A former Washington sports broadcaster, himself a world record holder and sports icon, turned over seven decades of historic games and interviews with sports legends to the Library of Congress.
WASHINGTON – The sound of Jackie Robinson talking about his experiences with racist teammates. Interviews with Babe Ruth, Mickey Mantle and heavyweight champions. Play-by-plays of some of the greatest football, baseball, basketball and hockey games ever played.
They are all now in the collections of the Library of Congress.
The recordings will eventually be available to the public thanks to the man who holds the Guinness World Record for longest career as a sports broadcaster. Bob Wolff began his career in radio in 1939, and he continues working today in the New York City area.

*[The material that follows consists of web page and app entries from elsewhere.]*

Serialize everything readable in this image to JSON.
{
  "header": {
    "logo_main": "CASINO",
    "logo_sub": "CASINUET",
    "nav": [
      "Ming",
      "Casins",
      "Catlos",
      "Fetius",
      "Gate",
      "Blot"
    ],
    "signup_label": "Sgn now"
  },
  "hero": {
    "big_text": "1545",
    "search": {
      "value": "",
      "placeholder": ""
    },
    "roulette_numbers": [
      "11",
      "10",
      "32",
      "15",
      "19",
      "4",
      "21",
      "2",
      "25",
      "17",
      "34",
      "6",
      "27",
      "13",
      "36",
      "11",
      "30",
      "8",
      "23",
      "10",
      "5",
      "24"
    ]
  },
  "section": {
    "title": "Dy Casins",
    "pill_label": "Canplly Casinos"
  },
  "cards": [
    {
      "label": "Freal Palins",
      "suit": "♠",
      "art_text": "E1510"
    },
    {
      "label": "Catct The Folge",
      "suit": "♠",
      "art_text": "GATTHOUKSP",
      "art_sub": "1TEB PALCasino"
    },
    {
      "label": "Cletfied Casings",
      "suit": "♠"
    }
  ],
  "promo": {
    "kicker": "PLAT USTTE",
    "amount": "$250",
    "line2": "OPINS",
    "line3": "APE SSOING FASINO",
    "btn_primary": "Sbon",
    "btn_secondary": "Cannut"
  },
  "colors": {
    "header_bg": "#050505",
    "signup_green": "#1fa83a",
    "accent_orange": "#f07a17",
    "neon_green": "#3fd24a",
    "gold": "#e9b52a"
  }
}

He is the only person to call championship games for all four major sports, including Don Larsen’s perfect game in the World Series and the Baltimore Colts’ NFL Championship win over the Giants in 1958, which was dubbed “the greatest game ever played.”

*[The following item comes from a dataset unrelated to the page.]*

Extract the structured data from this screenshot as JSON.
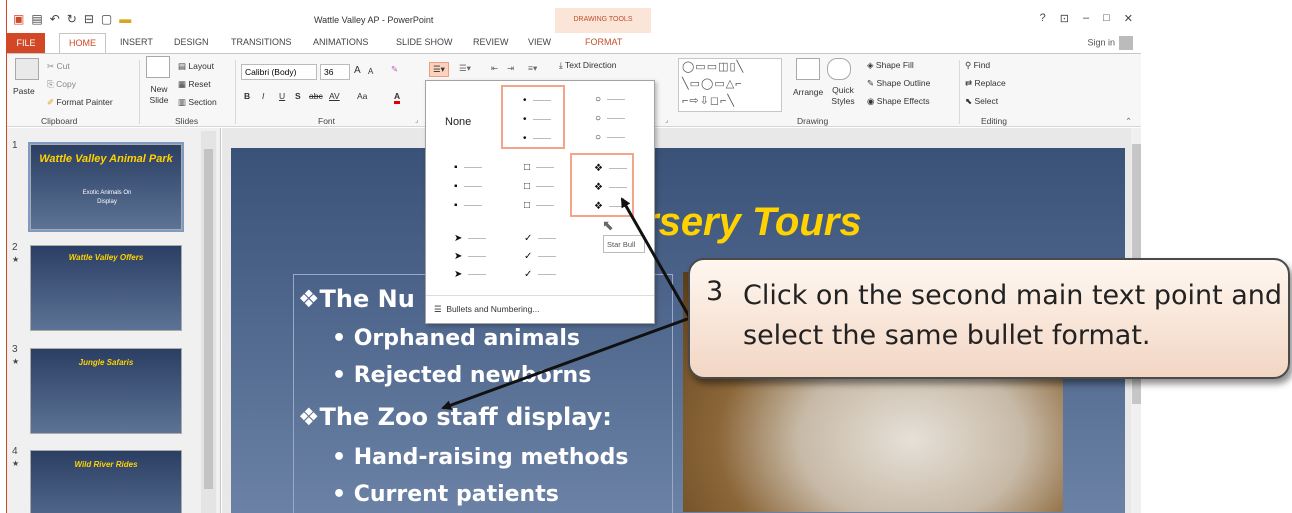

Wolff had the foresight to keep recordings of many of his broadcasts and interviews years before it became a common practice. He has kept the discs, cassettes, VHS tapes and other recordings in great condition.
Wolff was in Washington Friday to celebrate turning over the seven decades of sports history he so carefully preserved to the Library of Congress.
Although the actual discs and other materials will be stored at the library’s Packard Campus in Culpeper, archivists plan to digitize all of the recordings and make them available to the public.
Initially, each digitized recording will be available in the Library of Congress reading rooms on Capitol Hill. Eventually, the library also plans to post the recordings online.
Bob Wolff (Courtesy News 12 Long Island)
“It all began in Washington. And that’s why I treasure the fact that these tapes of mine will be in the Library of Congress. In Washington, I got my first break on TV, on professional radio. My kids were born here. I was married here. So Washington is like a second home,” Wolff says.
In the D.C. area, Wolff worked at WTOP and WTTG. He called Washington Senators baseball games and games for the Washington Capitols, the basketball team that spelled its name differently from today’s hockey team.
A front seat to history
Wolff was right in the thick of the nation’s struggle with desegregation as Jackie Robinson and Larry Doby broke the color barrier in the Major Leagues.
Players “couldn’t wait to get on (the broadcast), but I wanted to give them something. So I gave them Countess Mara neckties in conjunction with one of my sponsors